__Exercise__:
Find every line below where the string "followers" shows up, and copy those lines.

__Materials provided__:
..............................

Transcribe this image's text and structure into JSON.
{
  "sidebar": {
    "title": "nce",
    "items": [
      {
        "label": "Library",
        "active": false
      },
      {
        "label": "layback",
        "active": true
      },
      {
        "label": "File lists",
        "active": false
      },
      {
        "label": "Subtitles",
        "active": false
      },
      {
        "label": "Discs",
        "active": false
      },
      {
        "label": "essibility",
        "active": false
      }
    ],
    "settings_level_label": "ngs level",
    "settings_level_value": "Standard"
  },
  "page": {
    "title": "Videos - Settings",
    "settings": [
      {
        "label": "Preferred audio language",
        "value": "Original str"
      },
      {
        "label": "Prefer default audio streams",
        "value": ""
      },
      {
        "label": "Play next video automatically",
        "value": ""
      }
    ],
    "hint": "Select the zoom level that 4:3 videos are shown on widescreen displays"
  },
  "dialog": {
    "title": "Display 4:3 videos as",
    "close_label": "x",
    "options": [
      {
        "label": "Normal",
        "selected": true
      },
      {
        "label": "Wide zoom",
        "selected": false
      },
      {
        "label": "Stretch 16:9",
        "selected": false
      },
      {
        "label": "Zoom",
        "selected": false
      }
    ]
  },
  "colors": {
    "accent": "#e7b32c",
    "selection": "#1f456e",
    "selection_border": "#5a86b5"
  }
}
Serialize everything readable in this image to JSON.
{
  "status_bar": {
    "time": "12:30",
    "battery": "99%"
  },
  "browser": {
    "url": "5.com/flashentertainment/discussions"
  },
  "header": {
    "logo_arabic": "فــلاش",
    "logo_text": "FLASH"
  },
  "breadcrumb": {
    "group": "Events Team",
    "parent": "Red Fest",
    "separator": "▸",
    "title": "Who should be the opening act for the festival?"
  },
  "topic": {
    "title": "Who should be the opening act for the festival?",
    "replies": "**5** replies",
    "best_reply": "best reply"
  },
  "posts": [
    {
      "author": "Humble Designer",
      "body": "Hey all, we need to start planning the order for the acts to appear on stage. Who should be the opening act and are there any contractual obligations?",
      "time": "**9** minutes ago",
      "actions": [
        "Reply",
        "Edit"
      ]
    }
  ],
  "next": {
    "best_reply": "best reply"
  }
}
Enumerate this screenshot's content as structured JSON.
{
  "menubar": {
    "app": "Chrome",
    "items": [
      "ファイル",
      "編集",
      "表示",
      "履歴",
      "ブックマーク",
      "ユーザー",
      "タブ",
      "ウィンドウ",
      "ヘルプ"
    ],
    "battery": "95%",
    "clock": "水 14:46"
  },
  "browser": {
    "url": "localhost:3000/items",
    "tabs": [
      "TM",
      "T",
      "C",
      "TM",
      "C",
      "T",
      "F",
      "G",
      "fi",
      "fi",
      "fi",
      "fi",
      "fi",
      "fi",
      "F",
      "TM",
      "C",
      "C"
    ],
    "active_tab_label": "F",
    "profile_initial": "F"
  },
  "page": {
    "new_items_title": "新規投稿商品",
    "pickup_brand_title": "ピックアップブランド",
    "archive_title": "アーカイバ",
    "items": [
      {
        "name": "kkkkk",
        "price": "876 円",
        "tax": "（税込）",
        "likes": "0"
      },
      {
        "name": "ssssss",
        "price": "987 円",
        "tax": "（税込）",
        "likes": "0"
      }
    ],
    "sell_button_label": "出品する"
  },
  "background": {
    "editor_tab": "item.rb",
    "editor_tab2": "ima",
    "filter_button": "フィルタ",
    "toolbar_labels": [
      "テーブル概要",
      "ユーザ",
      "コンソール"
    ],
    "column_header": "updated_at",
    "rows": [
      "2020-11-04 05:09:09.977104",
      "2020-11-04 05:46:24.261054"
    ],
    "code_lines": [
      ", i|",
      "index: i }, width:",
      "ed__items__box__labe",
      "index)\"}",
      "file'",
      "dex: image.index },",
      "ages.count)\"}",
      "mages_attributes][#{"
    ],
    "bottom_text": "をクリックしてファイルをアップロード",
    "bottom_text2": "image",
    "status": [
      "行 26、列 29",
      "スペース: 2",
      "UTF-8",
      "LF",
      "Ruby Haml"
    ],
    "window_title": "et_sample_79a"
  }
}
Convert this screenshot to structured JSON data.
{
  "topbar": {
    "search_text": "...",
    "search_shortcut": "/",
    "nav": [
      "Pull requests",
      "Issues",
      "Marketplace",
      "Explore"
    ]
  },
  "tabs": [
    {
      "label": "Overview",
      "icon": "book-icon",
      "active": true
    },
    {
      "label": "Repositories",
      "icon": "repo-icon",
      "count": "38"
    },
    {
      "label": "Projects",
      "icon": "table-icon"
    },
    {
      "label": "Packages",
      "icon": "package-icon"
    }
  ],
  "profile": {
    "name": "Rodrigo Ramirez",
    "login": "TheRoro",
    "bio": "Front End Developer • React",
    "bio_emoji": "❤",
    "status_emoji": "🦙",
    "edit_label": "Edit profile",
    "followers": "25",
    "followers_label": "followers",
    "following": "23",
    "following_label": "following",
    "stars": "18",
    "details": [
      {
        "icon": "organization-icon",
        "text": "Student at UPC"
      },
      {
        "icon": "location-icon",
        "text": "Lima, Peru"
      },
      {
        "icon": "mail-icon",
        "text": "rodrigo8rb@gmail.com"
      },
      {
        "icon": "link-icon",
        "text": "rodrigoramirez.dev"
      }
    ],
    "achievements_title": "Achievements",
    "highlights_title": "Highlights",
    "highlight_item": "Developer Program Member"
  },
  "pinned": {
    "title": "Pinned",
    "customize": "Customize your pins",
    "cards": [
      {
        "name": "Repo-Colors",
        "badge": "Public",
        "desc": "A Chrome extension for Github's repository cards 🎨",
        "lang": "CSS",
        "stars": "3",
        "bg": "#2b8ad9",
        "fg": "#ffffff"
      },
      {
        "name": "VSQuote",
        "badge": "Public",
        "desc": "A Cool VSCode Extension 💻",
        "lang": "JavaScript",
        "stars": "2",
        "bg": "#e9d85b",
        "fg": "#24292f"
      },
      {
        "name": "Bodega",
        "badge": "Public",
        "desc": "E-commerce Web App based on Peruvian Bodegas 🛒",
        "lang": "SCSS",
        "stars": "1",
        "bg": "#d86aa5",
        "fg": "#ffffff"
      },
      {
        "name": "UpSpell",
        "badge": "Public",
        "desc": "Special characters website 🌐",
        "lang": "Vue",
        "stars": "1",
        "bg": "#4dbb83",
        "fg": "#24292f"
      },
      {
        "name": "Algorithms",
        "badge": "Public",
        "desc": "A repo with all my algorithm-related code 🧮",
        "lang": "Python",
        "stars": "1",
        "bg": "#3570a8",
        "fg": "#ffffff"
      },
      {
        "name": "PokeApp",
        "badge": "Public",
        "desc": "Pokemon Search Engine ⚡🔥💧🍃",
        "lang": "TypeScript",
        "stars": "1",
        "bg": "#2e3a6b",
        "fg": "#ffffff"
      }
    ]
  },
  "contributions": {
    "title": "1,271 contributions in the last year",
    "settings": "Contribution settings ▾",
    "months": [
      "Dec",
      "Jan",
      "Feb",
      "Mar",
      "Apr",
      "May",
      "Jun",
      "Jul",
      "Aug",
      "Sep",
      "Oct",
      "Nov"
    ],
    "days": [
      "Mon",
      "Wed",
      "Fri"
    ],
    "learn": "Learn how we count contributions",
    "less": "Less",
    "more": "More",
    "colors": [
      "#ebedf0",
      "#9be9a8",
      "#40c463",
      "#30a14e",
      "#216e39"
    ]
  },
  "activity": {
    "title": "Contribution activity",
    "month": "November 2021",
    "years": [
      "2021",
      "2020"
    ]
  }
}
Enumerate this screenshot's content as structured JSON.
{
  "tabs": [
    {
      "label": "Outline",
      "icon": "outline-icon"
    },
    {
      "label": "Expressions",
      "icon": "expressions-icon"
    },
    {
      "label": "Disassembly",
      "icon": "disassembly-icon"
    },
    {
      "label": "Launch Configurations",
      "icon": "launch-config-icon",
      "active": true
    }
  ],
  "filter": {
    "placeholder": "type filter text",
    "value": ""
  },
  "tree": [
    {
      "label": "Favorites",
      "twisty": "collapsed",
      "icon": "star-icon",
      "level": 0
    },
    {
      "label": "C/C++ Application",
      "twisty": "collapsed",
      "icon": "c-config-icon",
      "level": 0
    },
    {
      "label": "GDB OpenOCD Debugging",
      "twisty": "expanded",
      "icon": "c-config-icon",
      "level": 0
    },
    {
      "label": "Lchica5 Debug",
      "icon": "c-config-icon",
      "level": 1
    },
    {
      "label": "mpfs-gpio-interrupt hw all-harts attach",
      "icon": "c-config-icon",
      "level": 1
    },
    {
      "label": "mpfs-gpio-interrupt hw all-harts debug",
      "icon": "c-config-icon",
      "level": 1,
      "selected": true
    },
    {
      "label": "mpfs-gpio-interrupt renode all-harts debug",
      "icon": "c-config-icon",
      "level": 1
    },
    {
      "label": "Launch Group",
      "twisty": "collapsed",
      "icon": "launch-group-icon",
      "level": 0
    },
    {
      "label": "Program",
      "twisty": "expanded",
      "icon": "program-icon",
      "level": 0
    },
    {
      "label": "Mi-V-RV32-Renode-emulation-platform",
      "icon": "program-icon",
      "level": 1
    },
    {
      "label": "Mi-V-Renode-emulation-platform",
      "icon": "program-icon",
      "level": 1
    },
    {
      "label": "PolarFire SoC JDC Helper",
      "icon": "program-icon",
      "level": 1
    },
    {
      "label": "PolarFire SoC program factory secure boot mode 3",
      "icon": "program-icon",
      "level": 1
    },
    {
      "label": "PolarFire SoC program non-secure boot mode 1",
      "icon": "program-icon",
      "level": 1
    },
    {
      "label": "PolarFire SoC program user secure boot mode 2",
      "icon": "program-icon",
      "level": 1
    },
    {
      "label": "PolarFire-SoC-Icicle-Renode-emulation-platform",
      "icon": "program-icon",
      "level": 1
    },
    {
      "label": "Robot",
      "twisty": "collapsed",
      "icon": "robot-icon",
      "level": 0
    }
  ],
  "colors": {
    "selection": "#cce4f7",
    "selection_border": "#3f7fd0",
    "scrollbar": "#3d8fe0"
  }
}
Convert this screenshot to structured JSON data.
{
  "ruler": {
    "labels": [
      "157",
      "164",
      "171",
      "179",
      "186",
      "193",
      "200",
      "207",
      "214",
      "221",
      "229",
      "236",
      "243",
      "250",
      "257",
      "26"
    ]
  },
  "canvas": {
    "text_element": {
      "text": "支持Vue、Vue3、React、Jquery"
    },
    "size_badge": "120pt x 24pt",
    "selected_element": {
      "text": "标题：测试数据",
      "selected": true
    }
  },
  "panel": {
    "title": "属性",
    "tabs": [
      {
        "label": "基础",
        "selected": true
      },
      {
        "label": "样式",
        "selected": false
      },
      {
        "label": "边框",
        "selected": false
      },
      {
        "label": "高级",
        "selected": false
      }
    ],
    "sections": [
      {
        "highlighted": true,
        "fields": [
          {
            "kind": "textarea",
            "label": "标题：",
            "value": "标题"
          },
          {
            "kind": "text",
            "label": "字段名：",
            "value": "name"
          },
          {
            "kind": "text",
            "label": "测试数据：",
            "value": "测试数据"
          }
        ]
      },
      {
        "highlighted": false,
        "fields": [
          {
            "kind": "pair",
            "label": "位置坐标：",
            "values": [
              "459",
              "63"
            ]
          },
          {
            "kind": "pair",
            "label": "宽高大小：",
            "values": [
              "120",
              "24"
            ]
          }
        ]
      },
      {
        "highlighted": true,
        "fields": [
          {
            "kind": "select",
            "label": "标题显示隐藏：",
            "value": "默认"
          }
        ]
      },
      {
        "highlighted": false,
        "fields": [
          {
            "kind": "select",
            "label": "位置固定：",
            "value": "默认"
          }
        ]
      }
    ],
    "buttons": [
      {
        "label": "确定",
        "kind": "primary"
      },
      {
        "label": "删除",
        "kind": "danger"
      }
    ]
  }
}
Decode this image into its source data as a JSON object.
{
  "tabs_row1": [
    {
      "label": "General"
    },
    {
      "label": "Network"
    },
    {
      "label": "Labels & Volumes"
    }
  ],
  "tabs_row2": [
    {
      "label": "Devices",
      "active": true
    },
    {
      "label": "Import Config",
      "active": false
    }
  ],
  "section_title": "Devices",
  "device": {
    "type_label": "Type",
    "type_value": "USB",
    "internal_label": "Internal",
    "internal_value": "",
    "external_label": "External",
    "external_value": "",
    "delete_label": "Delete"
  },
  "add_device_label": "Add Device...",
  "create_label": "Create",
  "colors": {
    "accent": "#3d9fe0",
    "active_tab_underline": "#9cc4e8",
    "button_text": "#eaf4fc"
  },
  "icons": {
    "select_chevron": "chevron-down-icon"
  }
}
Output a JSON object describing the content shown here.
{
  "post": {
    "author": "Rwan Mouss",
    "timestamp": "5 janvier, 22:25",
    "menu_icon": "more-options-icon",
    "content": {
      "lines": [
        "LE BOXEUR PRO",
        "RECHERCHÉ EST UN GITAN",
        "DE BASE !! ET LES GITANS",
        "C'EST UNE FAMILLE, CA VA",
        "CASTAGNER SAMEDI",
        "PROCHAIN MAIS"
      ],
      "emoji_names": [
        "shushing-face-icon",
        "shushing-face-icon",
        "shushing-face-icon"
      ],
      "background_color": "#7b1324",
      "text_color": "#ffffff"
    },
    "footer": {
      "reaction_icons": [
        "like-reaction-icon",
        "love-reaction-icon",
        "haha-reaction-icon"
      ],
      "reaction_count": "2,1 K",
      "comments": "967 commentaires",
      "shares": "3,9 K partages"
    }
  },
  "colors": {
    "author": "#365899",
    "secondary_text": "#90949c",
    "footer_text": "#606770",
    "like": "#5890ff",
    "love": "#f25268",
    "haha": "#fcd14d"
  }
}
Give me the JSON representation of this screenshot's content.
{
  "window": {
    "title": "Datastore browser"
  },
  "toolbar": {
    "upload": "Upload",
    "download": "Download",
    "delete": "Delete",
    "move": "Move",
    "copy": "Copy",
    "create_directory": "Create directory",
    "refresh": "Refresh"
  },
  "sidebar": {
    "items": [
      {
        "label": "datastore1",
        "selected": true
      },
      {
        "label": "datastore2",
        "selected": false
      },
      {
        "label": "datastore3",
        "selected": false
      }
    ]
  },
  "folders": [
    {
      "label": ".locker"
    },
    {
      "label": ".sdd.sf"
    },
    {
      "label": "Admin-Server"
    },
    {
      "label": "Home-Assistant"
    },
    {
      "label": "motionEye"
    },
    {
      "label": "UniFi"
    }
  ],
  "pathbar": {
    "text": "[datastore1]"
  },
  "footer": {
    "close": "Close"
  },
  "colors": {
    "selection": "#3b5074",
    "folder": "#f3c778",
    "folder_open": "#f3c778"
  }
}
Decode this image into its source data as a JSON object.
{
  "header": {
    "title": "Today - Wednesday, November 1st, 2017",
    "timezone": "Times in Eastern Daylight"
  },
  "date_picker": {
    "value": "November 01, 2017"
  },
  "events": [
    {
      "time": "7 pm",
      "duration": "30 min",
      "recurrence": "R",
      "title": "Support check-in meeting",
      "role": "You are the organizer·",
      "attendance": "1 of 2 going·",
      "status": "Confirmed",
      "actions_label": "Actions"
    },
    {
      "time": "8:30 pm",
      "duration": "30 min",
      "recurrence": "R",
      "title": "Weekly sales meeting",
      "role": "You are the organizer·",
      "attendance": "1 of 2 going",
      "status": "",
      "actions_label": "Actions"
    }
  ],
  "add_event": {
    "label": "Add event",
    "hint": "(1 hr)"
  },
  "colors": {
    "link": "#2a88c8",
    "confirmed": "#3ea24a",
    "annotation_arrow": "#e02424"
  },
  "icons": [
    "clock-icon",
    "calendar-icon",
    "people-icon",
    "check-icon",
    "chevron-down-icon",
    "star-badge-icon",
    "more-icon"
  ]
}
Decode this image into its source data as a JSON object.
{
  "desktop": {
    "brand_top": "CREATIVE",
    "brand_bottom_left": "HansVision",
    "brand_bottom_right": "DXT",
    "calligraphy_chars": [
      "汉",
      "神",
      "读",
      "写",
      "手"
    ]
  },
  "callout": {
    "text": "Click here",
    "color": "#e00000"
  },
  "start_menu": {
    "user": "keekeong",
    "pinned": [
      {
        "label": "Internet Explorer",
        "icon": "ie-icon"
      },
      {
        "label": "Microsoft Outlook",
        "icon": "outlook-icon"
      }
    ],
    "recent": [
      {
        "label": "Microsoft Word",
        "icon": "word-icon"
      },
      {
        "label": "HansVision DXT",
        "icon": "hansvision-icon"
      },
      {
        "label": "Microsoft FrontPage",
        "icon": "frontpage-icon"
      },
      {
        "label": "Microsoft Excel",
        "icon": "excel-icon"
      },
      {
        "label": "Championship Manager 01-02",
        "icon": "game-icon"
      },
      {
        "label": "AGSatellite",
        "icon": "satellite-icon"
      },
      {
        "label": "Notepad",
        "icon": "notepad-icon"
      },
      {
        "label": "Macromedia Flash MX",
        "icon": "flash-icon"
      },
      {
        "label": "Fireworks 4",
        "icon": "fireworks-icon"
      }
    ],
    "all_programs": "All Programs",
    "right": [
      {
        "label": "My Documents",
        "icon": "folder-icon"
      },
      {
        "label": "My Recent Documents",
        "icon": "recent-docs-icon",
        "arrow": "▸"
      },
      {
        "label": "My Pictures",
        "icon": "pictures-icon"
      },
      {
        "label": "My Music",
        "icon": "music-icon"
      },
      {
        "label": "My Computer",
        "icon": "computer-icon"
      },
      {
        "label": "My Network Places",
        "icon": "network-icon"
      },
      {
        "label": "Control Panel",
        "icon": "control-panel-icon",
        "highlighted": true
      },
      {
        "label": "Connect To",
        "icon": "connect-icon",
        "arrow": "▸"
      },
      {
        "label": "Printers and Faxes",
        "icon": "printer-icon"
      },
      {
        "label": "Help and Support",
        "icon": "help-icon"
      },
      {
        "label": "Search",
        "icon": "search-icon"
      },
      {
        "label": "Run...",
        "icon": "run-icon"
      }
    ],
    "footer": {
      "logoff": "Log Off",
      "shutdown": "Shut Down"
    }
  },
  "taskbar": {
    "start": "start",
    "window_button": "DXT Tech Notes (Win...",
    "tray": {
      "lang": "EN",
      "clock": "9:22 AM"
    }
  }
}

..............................

__Response below__:
    "followers": "25",
    "followers_label": "followers",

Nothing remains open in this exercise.